The answer is to use a composite pedal which cuts way down on heat transfer. A great example that doesn't cost an arm and a leg is Fyxation's Mesa MP pedals. I've been using these pedals for over a decade now and I have several bikes set up with them. Great bearings, decent grip, and of course, no heat sucking metal.

The bonus here is that with a good set of flat pedals, you can wear whatever footwear you want to keep your feet warm. I'm partial to insulated, waterproof hiking shoes or my go-to really cold weather choice- the Keen snow boot, (whichever model they seem to have is good, usually) 

Other Touch Points: While carbon brake levers are awesome in cold weather, having the option to use them may not be available or possible for many of us. That's when you use ingenuity to overcome the problem! 

I have a big roll of gaffer tape. It's tape used in the visual arts field, but it has many other practical usages. One is to cover levers made of metal to allow you to have a barrier between fingers and heat-sucking metal. Plus, it gives you a better grip! 

It is cheap and can be purchased in wide enough rolls that you can customize your tape to fit almost any lever. Just make sure that you clean the lever first with isopropyl alcohol to get any dirt or skin oils off the surfaces you want to cover up. Gaffer tape is pretty sticky and should adhere to any anodized aluminum surface well. And the tape is cheap enough that you can replace worn bits of tape without feeling like you are throwing money into a fire. 
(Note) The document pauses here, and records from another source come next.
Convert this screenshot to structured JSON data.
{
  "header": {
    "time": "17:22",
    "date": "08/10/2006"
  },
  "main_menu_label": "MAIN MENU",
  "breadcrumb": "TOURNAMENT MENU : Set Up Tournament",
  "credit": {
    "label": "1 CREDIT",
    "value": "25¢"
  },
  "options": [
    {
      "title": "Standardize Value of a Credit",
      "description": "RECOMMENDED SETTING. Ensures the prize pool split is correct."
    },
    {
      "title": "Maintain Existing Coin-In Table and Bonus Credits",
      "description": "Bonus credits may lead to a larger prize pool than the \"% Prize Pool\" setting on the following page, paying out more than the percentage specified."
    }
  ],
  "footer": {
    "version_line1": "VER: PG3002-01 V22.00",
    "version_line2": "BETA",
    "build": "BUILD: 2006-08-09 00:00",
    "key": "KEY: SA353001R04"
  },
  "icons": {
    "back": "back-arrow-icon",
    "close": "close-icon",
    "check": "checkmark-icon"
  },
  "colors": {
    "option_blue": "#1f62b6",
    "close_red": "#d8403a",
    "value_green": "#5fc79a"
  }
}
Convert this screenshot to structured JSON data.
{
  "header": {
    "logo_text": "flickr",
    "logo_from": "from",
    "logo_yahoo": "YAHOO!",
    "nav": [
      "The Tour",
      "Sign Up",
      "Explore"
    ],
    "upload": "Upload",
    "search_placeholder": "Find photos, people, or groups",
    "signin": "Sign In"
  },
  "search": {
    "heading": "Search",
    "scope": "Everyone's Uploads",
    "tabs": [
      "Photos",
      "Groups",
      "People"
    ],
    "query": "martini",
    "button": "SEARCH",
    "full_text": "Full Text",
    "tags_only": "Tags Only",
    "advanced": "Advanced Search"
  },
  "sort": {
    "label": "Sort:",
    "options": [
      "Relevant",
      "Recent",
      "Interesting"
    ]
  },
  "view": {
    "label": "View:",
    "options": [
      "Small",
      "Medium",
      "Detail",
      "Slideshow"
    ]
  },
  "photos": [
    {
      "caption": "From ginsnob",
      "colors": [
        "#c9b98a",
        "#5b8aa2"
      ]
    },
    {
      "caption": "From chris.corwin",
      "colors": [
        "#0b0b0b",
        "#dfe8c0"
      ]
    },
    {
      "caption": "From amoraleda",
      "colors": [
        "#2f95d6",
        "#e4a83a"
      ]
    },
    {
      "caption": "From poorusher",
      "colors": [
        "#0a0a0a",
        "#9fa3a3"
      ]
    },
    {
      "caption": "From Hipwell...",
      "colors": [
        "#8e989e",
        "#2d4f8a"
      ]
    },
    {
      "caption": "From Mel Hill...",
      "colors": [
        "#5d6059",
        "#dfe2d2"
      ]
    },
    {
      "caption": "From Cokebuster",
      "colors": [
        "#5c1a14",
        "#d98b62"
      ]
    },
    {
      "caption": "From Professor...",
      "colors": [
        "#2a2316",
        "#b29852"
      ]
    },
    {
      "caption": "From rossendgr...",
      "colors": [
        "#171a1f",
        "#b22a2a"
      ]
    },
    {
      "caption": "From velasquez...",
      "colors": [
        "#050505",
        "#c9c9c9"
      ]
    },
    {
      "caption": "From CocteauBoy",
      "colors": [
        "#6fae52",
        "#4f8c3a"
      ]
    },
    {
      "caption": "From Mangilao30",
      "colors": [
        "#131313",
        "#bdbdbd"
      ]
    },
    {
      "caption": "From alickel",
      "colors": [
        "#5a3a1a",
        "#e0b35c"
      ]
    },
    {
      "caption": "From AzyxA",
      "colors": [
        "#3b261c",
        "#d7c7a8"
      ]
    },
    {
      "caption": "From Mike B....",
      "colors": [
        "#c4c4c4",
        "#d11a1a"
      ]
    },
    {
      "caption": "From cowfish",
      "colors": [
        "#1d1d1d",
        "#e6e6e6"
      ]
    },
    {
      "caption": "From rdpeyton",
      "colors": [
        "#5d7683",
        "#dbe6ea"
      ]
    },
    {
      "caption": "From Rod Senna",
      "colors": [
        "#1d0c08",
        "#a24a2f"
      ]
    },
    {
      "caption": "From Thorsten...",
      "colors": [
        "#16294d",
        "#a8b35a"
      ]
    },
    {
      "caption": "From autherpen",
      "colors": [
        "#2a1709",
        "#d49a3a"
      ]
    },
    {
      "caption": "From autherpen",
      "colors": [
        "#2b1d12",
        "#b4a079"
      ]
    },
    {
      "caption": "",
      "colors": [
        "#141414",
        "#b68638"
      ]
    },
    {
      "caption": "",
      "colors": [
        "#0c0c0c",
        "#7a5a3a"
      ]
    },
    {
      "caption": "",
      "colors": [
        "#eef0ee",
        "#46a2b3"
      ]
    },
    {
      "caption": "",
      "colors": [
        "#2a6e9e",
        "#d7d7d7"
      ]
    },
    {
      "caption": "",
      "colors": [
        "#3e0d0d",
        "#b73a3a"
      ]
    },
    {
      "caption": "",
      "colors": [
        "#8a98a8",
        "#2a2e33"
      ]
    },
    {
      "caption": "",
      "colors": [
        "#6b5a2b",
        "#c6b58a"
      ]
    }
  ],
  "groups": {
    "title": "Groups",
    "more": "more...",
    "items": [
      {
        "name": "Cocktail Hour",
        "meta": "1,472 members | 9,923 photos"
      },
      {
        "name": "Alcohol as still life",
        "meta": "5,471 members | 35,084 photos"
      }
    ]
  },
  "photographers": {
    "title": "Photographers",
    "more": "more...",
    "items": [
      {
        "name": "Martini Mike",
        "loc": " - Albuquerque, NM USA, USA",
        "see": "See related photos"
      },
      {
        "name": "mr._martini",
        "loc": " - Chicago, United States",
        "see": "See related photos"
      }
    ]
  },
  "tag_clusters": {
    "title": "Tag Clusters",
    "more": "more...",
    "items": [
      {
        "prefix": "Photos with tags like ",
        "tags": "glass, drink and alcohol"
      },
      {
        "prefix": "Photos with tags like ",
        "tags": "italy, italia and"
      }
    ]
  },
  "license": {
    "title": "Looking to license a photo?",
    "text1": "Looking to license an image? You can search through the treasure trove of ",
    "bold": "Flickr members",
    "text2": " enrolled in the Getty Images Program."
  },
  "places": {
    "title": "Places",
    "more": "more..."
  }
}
You can find a ton of uses for a roll of gaffer tape so the investment is well worth it. I use my roll for camera grip, labeling tool boxes, and even for marking a skills course for bike rodeos I do. It's pretty amazing stuff, but I digress....

Saddles: You can even look at your saddle and maybe make an improvement there as well. I've found that natural materials tend to be warmer than synthetic covers on saddles. So, leather, or even those Brooks saddles that are made from a cotton/rubber mix can prove to be warmer on the ol' buns. 
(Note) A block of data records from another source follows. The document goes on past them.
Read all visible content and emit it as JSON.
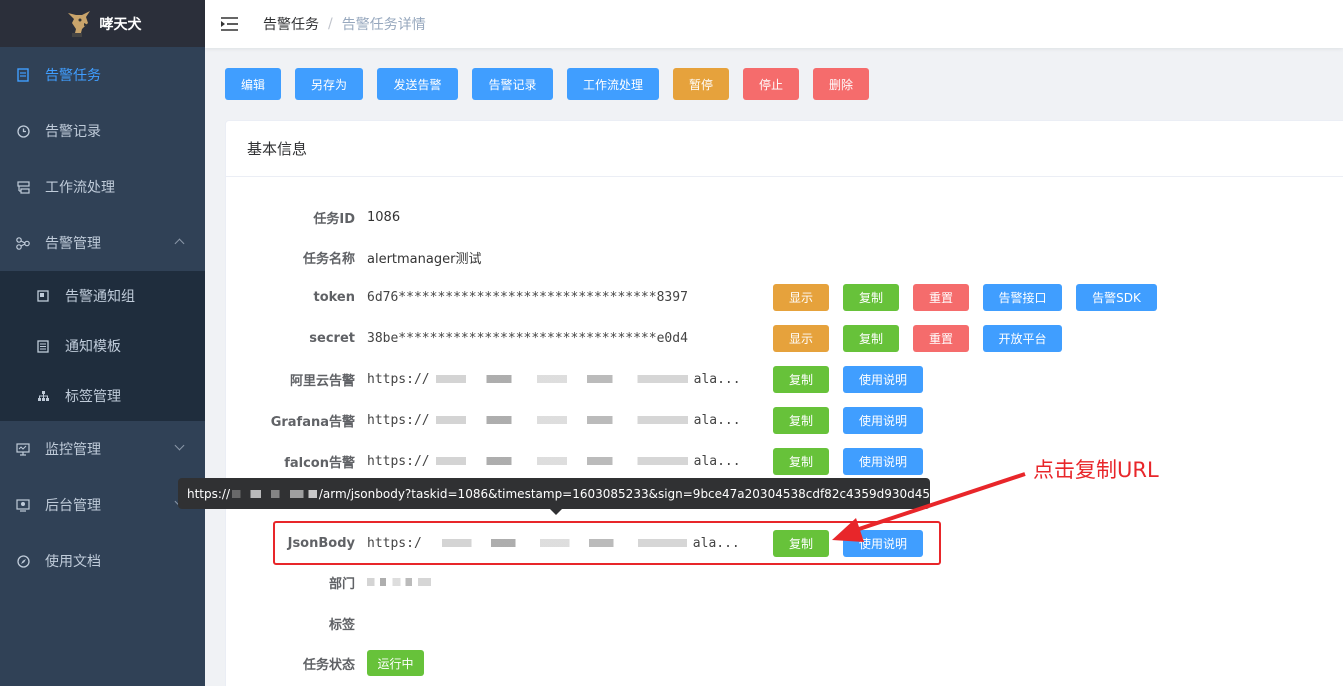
{
  "app": {
    "name": "哮天犬"
  },
  "sidebar": {
    "items": [
      {
        "label": "告警任务",
        "icon": "document-icon",
        "active": true
      },
      {
        "label": "告警记录",
        "icon": "clock-icon"
      },
      {
        "label": "工作流处理",
        "icon": "workflow-icon"
      },
      {
        "label": "告警管理",
        "icon": "cluster-icon",
        "expanded": true,
        "children": [
          {
            "label": "告警通知组",
            "icon": "group-icon"
          },
          {
            "label": "通知模板",
            "icon": "template-icon"
          },
          {
            "label": "标签管理",
            "icon": "tree-icon"
          }
        ]
      },
      {
        "label": "监控管理",
        "icon": "monitor-icon"
      },
      {
        "label": "后台管理",
        "icon": "admin-icon"
      },
      {
        "label": "使用文档",
        "icon": "compass-icon"
      }
    ]
  },
  "breadcrumb": {
    "parent": "告警任务",
    "separator": "/",
    "current": "告警任务详情"
  },
  "toolbar": {
    "edit": "编辑",
    "save_as": "另存为",
    "send_alert": "发送告警",
    "alert_records": "告警记录",
    "workflow": "工作流处理",
    "pause": "暂停",
    "stop": "停止",
    "delete": "删除"
  },
  "card": {
    "title": "基本信息"
  },
  "fields": {
    "task_id": {
      "label": "任务ID",
      "value": "1086"
    },
    "task_name": {
      "label": "任务名称",
      "value": "alertmanager测试"
    },
    "token": {
      "label": "token",
      "value": "6d76*********************************8397",
      "btn_show": "显示",
      "btn_copy": "复制",
      "btn_reset": "重置",
      "btn_api": "告警接口",
      "btn_sdk": "告警SDK"
    },
    "secret": {
      "label": "secret",
      "value": "38be*********************************e0d4",
      "btn_show": "显示",
      "btn_copy": "复制",
      "btn_reset": "重置",
      "btn_open": "开放平台"
    },
    "aliyun": {
      "label": "阿里云告警",
      "prefix": "https://",
      "suffix": "ala...",
      "btn_copy": "复制",
      "btn_help": "使用说明"
    },
    "grafana": {
      "label": "Grafana告警",
      "prefix": "https://",
      "suffix": "ala...",
      "btn_copy": "复制",
      "btn_help": "使用说明"
    },
    "falcon": {
      "label": "falcon告警",
      "prefix": "https://",
      "suffix": "ala...",
      "btn_copy": "复制",
      "btn_help": "使用说明"
    },
    "jsonbody": {
      "label": "JsonBody",
      "prefix": "https:/",
      "suffix": "ala...",
      "btn_copy": "复制",
      "btn_help": "使用说明"
    },
    "department": {
      "label": "部门"
    },
    "tags": {
      "label": "标签"
    },
    "status": {
      "label": "任务状态",
      "value": "运行中"
    }
  },
  "tooltip": {
    "prefix": "https://",
    "suffix": "/arm/jsonbody?taskid=1086&timestamp=1603085233&sign=9bce47a20304538cdf82c4359d930d45"
  },
  "annotation": {
    "text": "点击复制URL",
    "color": "#e8262a"
  },
  "colors": {
    "primary": "#409eff",
    "warning": "#e6a23c",
    "danger": "#f56c6c",
    "success": "#67c23a",
    "sidebar": "#304156"
  }
}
But by far, the leather covered saddles I have are better in terms of feeling warmer. So, give something like that a try. It doesn't have to be a Brooks either, or even that type of saddle. Just anything with a leather cover seems to be better for me.

Finally fenders  won't directly keep you warmer, but by deflecting water, snow, slush, or ice, fenders can keep those precipitates from getting on you, which would keep you warmer. Most likely, anyway, and besides, fenders do a great job of keeping that chemical soup they squirt on roads these days from destroying your drive train. (If you get full coverage fenders, that is)

Okay, that's a wrap for now. Got any great tips to share? Hit me up in the comments!


teamdarb said...

My top tip for cold weather riding is to eat before going out and use a saddle cover if leaving the bike outside. The saddle cover is not left on the saddle at lock up. Instead carry it with you and install when remounting to prevent the initial cold shock and long warm up to the anus.

I do not use liners in my bottom layers for winter and my anus gets painfully uncomfortable. That intial get on to a cold saddle is the worse for a less than meaty built human- imagine a Yeti trying to whisper real loud to your insides from below. Actually....that may be more warming than a cold saddle top.

I use an assortment of materials from a piece of wool cloth to an old helmet rain cover.

NY Roll said...

Thicker shoe/boot insoles and wool clothing if one can afford too. I run merino wool base layers in the winter and wicking moisture away from the skin in cold climates helps immensely.

Jon BALER said...

I find flat pedals in general are warmer than clipless even if they are metal. Clipless shoes tend to be tight fitting with minimal material around the toes, so any regular or flat pedal shoe will be warmer.

Jeff said...

Gaffer tape? who knew? I put one in the cart at amazon and went back to buy it today, but they are out of black now. I think you gave Amazon a boost with your post!